The flower market on the Île de la Cité, Paris in 1832 (public domain)

To this day, Chopin’s works enjoy great interest among music lovers around the world.

The message of Chopin’s music turned out to be universal, going well outside the boundaries of musical cultures. There is a saying that individual listeners perceive Chopin’s music as if it was addressed directly to them, so intimate and at the same time direct. I think that this is also due to the perfection of this music, the feeling that it does not have a single unnecessary note, just like in the case of other great masters: Bach or Mozart.

The great German composer Robert Schumann noticed the enormous influence Chopin’s music had on Polish patriotism. He called his works, not without reason, “cannons hidden in flowers.”  When thinking about Poland’s turbulent history, about national uprisings, the struggle for independence, and while reading the works of Polish poets and writers, and admiring the paintings of national painters – it’s surely hard not to hear Chopin’s music, isn’t it?

I think that the message of Chopin’s music also includes – apart from universal and purely musical values ​​- deep patriotic meaning, that are especially clear to Polish recipients. We find a similar message in works by great Polish poets from the circle of Great Emigration in Paris: Adam Mickiewicz, Juliusz Słowacki, and Cyprian Kamil Norwid. Chopin’s genius can be found in clear sounds, there is no need for words, he managed to embrace the same message in his music as poets did in Polish Romantic literature.

Chopin on His Deathbed, by Teofil Kwiatkowski, 1849 (public domain)

In Roman Polański’s film “The Pianist” there is an authentic scene when Władysław Szpilman plays the Ballade in G minor in the presence of a German officer in the ruins of a Warsaw destroyed by the Germans.

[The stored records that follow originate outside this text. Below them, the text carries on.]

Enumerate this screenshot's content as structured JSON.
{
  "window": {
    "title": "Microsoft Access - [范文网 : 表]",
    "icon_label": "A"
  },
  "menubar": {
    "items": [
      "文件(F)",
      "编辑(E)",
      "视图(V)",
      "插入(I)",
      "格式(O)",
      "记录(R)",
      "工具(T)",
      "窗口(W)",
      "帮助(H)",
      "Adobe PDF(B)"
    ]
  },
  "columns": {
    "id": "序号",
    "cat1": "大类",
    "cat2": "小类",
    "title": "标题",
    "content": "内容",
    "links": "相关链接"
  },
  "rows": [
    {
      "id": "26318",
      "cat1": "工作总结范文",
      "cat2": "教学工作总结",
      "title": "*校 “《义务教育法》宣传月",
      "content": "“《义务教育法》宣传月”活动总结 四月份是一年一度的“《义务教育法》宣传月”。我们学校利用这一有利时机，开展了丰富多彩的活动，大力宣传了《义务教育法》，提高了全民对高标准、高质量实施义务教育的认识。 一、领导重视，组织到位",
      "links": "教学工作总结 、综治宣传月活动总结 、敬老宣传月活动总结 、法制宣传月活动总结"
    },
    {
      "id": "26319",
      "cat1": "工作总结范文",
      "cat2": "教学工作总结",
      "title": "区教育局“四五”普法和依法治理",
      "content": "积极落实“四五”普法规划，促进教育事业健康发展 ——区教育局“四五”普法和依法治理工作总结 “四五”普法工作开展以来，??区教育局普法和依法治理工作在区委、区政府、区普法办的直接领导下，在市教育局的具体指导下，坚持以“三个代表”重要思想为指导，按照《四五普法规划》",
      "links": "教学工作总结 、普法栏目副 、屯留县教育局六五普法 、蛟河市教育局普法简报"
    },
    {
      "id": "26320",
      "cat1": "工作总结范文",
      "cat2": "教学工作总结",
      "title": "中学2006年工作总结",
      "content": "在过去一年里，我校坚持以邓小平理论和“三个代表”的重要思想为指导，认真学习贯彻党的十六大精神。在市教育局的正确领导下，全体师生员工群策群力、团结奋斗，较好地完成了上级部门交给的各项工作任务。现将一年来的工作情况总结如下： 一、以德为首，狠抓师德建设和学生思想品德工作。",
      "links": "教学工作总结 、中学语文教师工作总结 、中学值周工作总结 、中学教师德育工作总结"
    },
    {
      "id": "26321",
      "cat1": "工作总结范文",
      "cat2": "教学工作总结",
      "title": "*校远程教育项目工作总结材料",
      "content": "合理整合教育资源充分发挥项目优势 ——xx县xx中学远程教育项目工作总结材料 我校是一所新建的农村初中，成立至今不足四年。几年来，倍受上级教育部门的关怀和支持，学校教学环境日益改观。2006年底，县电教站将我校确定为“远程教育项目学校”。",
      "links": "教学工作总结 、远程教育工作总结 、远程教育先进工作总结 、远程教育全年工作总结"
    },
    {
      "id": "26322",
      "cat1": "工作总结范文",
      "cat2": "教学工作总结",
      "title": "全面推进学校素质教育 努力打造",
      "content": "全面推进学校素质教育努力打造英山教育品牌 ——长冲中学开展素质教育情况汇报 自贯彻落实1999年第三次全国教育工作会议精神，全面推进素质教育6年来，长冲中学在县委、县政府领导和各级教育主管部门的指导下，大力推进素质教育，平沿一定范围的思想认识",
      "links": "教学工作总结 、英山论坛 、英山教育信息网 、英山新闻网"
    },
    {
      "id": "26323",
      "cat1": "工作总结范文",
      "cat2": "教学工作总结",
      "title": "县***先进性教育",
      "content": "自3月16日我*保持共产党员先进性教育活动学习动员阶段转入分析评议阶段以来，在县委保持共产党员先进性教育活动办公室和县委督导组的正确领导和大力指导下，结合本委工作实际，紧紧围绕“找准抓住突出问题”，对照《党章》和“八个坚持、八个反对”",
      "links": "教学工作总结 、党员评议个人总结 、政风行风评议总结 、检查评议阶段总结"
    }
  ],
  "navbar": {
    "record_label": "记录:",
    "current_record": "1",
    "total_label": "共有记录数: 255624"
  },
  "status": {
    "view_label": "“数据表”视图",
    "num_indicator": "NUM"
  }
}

This moving image is probably great proof of the greatness of Chopin’s work.  This is the “cannon” Schumann wrote about.

This scene is emotionally moving when, in the presence of the executioner and the victim – in an almost inhuman situation – the music that comes from beneath his hands is a pure message of freedom.

The celebration of the 210th anniversary of Fryderyk Chopin’s birthday coincides with the 18th International Chopin Piano Competition.  In Poland, one can often hear opinions on the performances of particular participants, who often lack musical education…

This is probably the best testimony to the clearness and feeling of understanding of Chopin’s music and its power, which unites a large group of listeners around the world.

Interviewers: Piotr Abryszeński, Piotr Bejrowski
Translation: Alicja Rose & Jessica Sirotin